Work task: Search the records for the string "name", and show each line where it appears.

Exercise data:
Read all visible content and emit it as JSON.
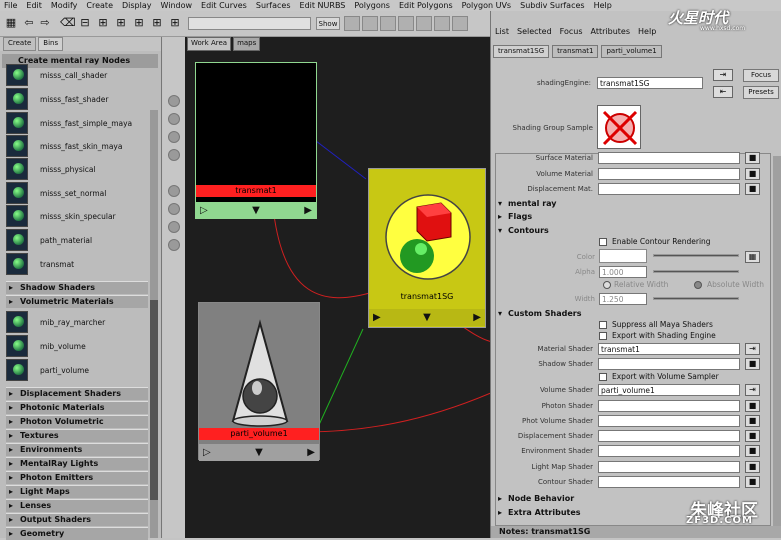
{
  "menubar": [
    "File",
    "Edit",
    "Modify",
    "Create",
    "Display",
    "Window",
    "Edit Curves",
    "Surfaces",
    "Edit NURBS",
    "Polygons",
    "Edit Polygons",
    "Polygon UVs",
    "Subdiv Surfaces",
    "Help"
  ],
  "toolbar": {
    "show_label": "Show"
  },
  "left": {
    "tabs": [
      "Create",
      "Bins"
    ],
    "header": "Create mental ray Nodes",
    "shaders": [
      "misss_call_shader",
      "misss_fast_shader",
      "misss_fast_simple_maya",
      "misss_fast_skin_maya",
      "misss_physical",
      "misss_set_normal",
      "misss_skin_specular",
      "path_material",
      "transmat"
    ],
    "cat_shadow": "Shadow Shaders",
    "cat_volumetric": "Volumetric Materials",
    "volumetric": [
      "mib_ray_marcher",
      "mib_volume",
      "parti_volume"
    ],
    "cats": [
      "Displacement Shaders",
      "Photonic Materials",
      "Photon Volumetric Materials",
      "Textures",
      "Environments",
      "MentalRay Lights",
      "Photon Emitters",
      "Light Maps",
      "Lenses",
      "Output Shaders",
      "Geometry"
    ]
  },
  "hypershade": {
    "tabs": [
      "Work Area",
      "maps"
    ],
    "nodes": {
      "transmat": "transmat1",
      "sg": "transmat1SG",
      "parti": "parti_volume1"
    }
  },
  "attr": {
    "menu": [
      "List",
      "Selected",
      "Focus",
      "Attributes",
      "Help"
    ],
    "tabs": [
      "transmat1SG",
      "transmat1",
      "parti_volume1"
    ],
    "shading_engine_label": "shadingEngine:",
    "shading_engine_value": "transmat1SG",
    "focus": "Focus",
    "presets": "Presets",
    "sample_label": "Shading Group Sample",
    "surface_material": "Surface Material",
    "volume_material": "Volume Material",
    "displacement_mat": "Displacement Mat.",
    "sec_mentalray": "mental ray",
    "sec_flags": "Flags",
    "sec_contours": "Contours",
    "enable_contour": "Enable Contour Rendering",
    "color": "Color",
    "alpha": "Alpha",
    "alpha_value": "1.000",
    "relative_width": "Relative Width",
    "absolute_width": "Absolute Width",
    "width": "Width",
    "width_value": "1.250",
    "sec_custom": "Custom Shaders",
    "suppress": "Suppress all Maya Shaders",
    "export_shading": "Export with Shading Engine",
    "material_shader": "Material Shader",
    "material_shader_value": "transmat1",
    "shadow_shader": "Shadow Shader",
    "export_volume": "Export with Volume Sampler",
    "volume_shader": "Volume Shader",
    "volume_shader_value": "parti_volume1",
    "photon_shader": "Photon Shader",
    "photon_volume_shader": "Phot Volume Shader",
    "displacement_shader": "Displacement Shader",
    "environment_shader": "Environment Shader",
    "lightmap_shader": "Light Map Shader",
    "contour_shader": "Contour Shader",
    "sec_node_behavior": "Node Behavior",
    "sec_extra": "Extra Attributes",
    "notes": "Notes: transmat1SG"
  },
  "watermark": {
    "top": "火星时代",
    "top_url": "www.hxsd.com",
    "bottom": "朱峰社区",
    "bottom_url": "ZF3D.COM"
  },
  "colors": {
    "node_red": "#ff2020",
    "node_green": "#90d890",
    "node_yellow": "#c8c814",
    "connection_red": "#d02020"
  }
}
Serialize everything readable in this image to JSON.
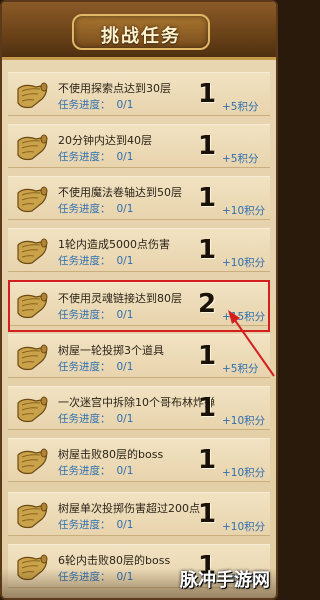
{
  "header": {
    "title": "挑战任务"
  },
  "progress_label": "任务进度：",
  "tasks": [
    {
      "name": "不使用探索点达到30层",
      "progress": "0/1",
      "count": "1",
      "reward": "+5积分"
    },
    {
      "name": "20分钟内达到40层",
      "progress": "0/1",
      "count": "1",
      "reward": "+5积分"
    },
    {
      "name": "不使用魔法卷轴达到50层",
      "progress": "0/1",
      "count": "1",
      "reward": "+10积分"
    },
    {
      "name": "1轮内造成5000点伤害",
      "progress": "0/1",
      "count": "1",
      "reward": "+10积分"
    },
    {
      "name": "不使用灵魂链接达到80层",
      "progress": "0/1",
      "count": "2",
      "reward": "+15积分"
    },
    {
      "name": "树屋一轮投掷3个道具",
      "progress": "0/1",
      "count": "1",
      "reward": "+5积分"
    },
    {
      "name": "一次迷宫中拆除10个哥布林炸弹",
      "progress": "0/1",
      "count": "1",
      "reward": "+10积分"
    },
    {
      "name": "树屋击败80层的boss",
      "progress": "0/1",
      "count": "1",
      "reward": "+10积分"
    },
    {
      "name": "树屋单次投掷伤害超过200点",
      "progress": "0/1",
      "count": "1",
      "reward": "+10积分"
    },
    {
      "name": "6轮内击败80层的boss",
      "progress": "0/1",
      "count": "1",
      "reward": "+15积分"
    }
  ],
  "watermark": "脉冲手游网",
  "colors": {
    "highlight": "#d41f1f",
    "progress_text": "#2f6fb0",
    "header": "#6a4218"
  }
}
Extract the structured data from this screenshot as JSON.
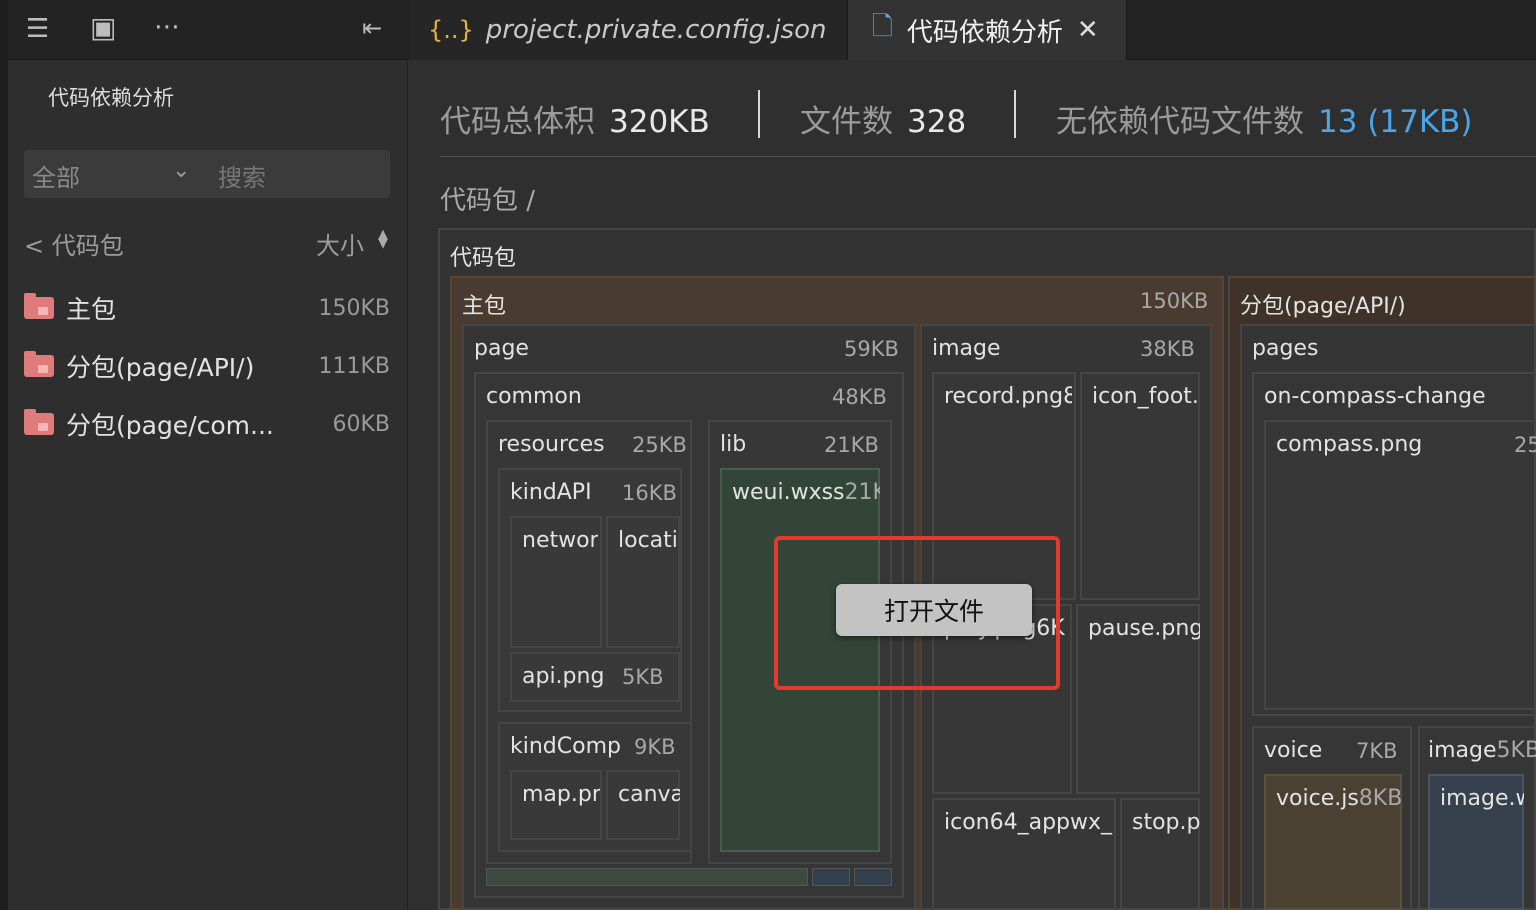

Problem solution:
      "name": "不使用探索点达到30层",
      "name": "20分钟内达到40层",
      "name": "不使用魔法卷轴达到50层",
      "name": "1轮内造成5000点伤害",
      "name": "不使用灵魂链接达到80层",
      "name": "树屋一轮投掷3个道具",
      "name": "一次迷宫中拆除10个哥布林炸弹",
      "name": "树屋击败80层的boss",
      "name": "树屋单次投掷伤害超过200点",
      "name": "6轮内击败80层的boss",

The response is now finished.